Shakespeare's Formative Influence on Freud

Before finishing reading, it is worth noting that Shakespeare's plays occupied a significant place on Sigmund Freud's bookshelf for most of his life. The psychoanalyst started reading Shakespeare when he was only eight years old.

In addition, Freud quoted the plays in letters to his friends, colleagues, and his beloved. During his reflections on theories, he used Shakespeare's plays to help him understand difficult issues in his life. In particular the phrase "To be or not to be, that is the question" made Freud reflect on failure and death.

In general, Shakespeare's plays are part of the raw material from which Freud built psychoanalysis. The psychoanalyst's intertextual relationship with Shakespeare took many forms, including quotation, allusion, and literary interpretation.

Final considerations to be or not to be, that is the question

I hope you have enjoyed knowing the meaning of to be or not to be in Shakespeare. If you want to deepen your knowledge of the human psyche, especially that of the character Hamlet, we have an invitation for you to enroll in our 100% distance learning online course on clinical psychoanalysis!

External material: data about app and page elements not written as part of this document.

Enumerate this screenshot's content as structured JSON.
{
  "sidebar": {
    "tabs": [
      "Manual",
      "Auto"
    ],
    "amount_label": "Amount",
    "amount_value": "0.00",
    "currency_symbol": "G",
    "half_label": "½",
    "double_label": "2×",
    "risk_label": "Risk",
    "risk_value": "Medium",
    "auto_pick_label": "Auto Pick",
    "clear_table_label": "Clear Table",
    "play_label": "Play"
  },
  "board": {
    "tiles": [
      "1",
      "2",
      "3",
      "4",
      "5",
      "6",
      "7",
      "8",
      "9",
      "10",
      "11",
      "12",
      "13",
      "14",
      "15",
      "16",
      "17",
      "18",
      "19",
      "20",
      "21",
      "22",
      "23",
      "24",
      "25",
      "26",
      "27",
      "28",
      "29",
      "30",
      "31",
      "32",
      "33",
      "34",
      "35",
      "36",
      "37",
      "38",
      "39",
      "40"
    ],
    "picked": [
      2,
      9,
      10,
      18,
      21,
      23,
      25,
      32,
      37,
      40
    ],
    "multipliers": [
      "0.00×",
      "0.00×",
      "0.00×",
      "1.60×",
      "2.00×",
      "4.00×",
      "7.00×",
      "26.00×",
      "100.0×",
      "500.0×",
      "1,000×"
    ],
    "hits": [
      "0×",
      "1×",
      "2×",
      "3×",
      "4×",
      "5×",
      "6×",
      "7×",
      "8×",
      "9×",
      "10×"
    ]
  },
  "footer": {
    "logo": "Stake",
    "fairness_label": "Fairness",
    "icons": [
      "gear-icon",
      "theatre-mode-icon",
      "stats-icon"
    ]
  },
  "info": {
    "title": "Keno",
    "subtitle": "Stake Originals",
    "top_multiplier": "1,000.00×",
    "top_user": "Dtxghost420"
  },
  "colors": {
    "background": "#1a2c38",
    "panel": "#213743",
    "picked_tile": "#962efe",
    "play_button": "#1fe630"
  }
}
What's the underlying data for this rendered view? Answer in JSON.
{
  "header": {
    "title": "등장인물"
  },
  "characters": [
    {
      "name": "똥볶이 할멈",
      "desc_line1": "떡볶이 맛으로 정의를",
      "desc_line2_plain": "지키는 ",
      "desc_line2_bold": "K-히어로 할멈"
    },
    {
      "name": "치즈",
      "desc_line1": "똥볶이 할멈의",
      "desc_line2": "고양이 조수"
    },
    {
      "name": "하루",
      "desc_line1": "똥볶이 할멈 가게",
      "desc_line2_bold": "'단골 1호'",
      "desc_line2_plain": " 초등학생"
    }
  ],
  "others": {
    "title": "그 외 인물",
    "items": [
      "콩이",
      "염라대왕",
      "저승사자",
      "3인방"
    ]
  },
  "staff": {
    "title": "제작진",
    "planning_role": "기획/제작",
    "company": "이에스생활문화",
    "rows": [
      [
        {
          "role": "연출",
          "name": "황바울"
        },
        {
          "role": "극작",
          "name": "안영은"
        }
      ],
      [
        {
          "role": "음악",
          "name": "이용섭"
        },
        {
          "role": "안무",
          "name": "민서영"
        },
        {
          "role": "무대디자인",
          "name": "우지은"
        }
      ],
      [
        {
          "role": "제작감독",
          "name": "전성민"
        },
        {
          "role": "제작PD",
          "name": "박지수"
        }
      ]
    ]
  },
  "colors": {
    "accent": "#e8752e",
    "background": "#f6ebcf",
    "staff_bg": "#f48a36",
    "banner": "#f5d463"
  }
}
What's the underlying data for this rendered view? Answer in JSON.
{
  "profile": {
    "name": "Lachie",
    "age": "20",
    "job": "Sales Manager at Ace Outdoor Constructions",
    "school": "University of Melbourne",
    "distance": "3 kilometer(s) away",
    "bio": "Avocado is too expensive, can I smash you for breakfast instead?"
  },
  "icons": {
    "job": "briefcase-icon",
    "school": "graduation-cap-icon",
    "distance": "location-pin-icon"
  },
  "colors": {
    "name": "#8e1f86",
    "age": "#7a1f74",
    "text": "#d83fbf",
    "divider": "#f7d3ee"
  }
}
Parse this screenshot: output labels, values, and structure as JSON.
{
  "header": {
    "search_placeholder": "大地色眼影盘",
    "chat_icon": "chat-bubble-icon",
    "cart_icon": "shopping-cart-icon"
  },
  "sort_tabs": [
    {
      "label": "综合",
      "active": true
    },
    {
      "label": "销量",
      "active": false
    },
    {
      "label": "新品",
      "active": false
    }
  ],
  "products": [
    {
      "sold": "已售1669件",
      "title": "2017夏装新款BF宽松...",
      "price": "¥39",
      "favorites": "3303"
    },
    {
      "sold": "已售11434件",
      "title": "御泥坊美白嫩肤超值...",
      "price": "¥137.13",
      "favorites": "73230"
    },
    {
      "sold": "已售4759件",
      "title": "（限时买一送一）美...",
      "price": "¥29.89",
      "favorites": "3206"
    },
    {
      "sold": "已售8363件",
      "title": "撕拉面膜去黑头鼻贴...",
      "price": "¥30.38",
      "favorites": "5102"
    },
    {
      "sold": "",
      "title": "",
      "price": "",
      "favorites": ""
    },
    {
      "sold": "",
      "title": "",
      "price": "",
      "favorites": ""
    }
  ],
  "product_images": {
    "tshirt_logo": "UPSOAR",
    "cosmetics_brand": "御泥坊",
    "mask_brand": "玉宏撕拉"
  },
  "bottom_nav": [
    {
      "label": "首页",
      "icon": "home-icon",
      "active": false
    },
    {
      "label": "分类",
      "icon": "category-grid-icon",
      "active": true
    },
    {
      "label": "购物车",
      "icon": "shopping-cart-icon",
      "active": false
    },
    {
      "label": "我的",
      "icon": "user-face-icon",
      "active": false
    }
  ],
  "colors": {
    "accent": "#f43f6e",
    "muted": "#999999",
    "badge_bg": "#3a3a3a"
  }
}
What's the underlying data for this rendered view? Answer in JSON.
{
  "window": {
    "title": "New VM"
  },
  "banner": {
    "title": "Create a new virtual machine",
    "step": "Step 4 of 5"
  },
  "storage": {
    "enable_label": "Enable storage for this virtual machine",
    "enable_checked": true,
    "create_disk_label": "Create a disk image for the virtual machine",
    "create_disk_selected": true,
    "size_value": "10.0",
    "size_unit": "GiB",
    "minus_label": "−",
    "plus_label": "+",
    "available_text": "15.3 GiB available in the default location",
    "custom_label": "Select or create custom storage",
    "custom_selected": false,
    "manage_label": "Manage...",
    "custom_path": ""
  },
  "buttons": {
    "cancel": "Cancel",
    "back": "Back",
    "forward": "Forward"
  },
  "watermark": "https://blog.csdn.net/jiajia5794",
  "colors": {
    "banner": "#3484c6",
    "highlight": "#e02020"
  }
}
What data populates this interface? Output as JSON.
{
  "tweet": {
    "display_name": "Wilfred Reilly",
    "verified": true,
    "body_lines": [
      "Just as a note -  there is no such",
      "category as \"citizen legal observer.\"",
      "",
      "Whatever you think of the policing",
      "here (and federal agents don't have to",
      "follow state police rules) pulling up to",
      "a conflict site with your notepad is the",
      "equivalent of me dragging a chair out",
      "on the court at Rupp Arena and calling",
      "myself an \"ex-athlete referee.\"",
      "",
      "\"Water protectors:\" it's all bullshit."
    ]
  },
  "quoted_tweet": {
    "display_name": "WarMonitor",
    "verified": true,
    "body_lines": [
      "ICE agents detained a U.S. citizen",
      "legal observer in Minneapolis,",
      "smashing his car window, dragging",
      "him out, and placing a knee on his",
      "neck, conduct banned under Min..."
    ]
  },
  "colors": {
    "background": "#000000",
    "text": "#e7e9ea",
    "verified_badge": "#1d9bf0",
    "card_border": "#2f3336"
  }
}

Our Clinical Psychoanalysis course prepares you to enter the job market as a psychoanalyst or bring the knowledge acquired to your current occupation. Through remote classes, you can also study Shakespeare's works to enhance your interpretive skills. In addition, this is a great opportunity to deepen your understanding of psychic conflicts. Take theyour registration to learn more!

George Alvarez

George Alvarez is a renowned psychoanalyst who has been practicing for over 20 years and is highly regarded in the field. He is a sought-after speaker and has conducted numerous workshops and training programs on psychoanalysis for professionals in the mental health industry. George is also an accomplished writer and has authored several books on psychoanalysis that have received critical acclaim. George Alvarez is dedicated to sharing his knowledge and expertise with others and has created a popular blog on Online Training Course in Psychoanalysis that is widely followed by mental health professionals and students around the world. His blog provides a comprehensive training course that covers all aspects of psychoanalysis, from theory to practical applications. George is passionate about helping others and is committed to making a positive difference in the lives of his clients and students.